The issue, that is annually at its worst towards the end of October, has been widely covered by the media, including the BBC, Evening Standard and notably Network Rail. The latter have been the most vocal in seeking a solution, and their nationwide campaign, ‘Check it, don’t chance it’, aims to change driver behaviour in order to lower the number of incidents. Its heart is in the right place, but supplemented by far more measurable and practical solutions, we could take serious steps to eradicating this problem nationwide. More on that shortly.
The ‘Bridge Strike’ statistics are these, and highlight the importance of solving this problem now:

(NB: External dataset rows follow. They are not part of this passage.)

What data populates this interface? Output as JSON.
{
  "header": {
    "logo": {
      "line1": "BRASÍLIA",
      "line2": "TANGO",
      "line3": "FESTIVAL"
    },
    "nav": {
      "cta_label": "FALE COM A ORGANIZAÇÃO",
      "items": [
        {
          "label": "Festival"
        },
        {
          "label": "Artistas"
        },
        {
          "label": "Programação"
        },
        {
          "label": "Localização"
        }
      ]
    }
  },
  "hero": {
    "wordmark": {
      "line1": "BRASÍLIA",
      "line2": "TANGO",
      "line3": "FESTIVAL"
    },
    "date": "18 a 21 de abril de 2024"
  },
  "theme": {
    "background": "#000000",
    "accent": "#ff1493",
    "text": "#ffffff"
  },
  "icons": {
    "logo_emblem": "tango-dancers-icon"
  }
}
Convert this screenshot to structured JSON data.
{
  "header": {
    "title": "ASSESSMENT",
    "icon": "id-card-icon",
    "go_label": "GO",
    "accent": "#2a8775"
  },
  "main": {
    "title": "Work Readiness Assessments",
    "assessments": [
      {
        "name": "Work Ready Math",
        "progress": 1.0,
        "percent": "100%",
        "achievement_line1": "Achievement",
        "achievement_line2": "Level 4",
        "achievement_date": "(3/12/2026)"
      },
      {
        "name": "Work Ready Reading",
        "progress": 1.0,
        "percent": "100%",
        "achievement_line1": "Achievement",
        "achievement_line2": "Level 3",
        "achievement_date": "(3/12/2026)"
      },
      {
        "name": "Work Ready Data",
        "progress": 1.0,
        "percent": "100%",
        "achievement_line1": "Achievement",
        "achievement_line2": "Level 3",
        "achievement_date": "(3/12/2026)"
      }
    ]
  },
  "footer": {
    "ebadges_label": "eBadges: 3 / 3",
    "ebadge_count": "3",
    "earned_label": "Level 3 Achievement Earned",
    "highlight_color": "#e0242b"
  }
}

Network Rail are pushing a campaign that puts more responsibility in the hands of truck drivers, which is absolutely necessary to take on this issue. In our own survey, only 12% of truck drivers knew their vehicle size accurately. The ‘Check it, don’t chance it’ campaign urges drivers to not only be aware of the height of their vehicle, but actively plan their route ahead of time to avoid any low bridges. In theory, this is a great initiative that should severely reduce the number of Bridge Strikes. But in practice it’s sure to come across some hurdles.
While changing the behaviour of an entire industry is idealistic, it’s arguably just as unrealistic. With tight deadlines to meet, and innumerable tedious journeys up and down the country to complete, many truck drivers could be forgiven for not being as strict with these guidelines as they possibly should. More than that, sufficiently raising awareness of this campaign is a hurdle in itself. A more practical solution, surely, takes the bulk of the responsibility away from hard working drivers, and puts it onto our road systems and signs. In short, our roads could be better equipped to warn drivers of impending crashes before they occur.
The truth is, the overheight vehicle problem is not one that is unique to railway bridges. All across the country, low bridges and tunnels that were built as long as centuries ago, cause havoc for truck drivers as their load requirements continue to change. This is a situation that is being handled and improved by road sign specialists, such as Coeval UK, every day. When practical solutions are implemented, they are having measurable success on decreasing Bridge Strikes.
Our ‘ICBridgeTM, is an overheight vehicle warning system, designed to protect bridges and tunnels from vehicle damage. It uses a sensor to track overheight vehicles well before they get to the low bridge. It then sends the message to a sign that can warn the driver, either stopping them or diverting them.
The technology was implemented at the Dartford Crossing on the M25, a road that sees 135,000 vehicles pass through each day. A low tunnel threatened to cause similar problems to the low rail bridges, where collisions could shut down the crossing for hours if not days, and bring the entire network to a standstill. When our technology was first installed, we were having to stop tens of vehicles a day. Now, however, this figure is consistently in single figures.
As road sign specialists Coeval are ready to step up to the plate and bring our solutions to the rail bridge problem, just as we have to other low bridge problems across the UK. To help protect our vehicles, our railways and people’s lives, responsibility needs to be taken by not only our drivers, but road systems themselves. If our attitudes towards these issues can progress, why can’t our solutions?
Coeval UK have over 30 years of Highways Industry experience, and are equipped to do the necessary work to illuminating standards. Find out what we can do, and how we’ve been solving highway problems around the country by getting in touch.
Gary Higgins, Managing Director, Coeval